───── Information given ─────
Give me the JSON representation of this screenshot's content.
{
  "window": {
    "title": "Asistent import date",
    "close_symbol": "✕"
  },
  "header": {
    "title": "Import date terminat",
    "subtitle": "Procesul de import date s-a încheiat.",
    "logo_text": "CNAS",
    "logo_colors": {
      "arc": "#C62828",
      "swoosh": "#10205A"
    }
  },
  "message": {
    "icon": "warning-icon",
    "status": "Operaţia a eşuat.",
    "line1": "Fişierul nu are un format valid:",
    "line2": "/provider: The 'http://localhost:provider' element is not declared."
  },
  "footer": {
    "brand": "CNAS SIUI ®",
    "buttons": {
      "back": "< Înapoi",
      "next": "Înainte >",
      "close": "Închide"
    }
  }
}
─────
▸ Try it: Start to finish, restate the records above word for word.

▸ Problem solution:
Give me the JSON representation of this screenshot's content.
{
  "window": {
    "title": "Asistent import date",
    "close_symbol": "✕"
  },
  "header": {
    "title": "Import date terminat",
    "subtitle": "Procesul de import date s-a încheiat.",
    "logo_text": "CNAS",
    "logo_colors": {
      "arc": "#C62828",
      "swoosh": "#10205A"
    }
  },
  "message": {
    "icon": "warning-icon",
    "status": "Operaţia a eşuat.",
    "line1": "Fişierul nu are un format valid:",
    "line2": "/provider: The 'http://localhost:provider' element is not declared."
  },
  "footer": {
    "brand": "CNAS SIUI ®",
    "buttons": {
      "back": "< Înapoi",
      "next": "Înainte >",
      "close": "Închide"
    }
  }
}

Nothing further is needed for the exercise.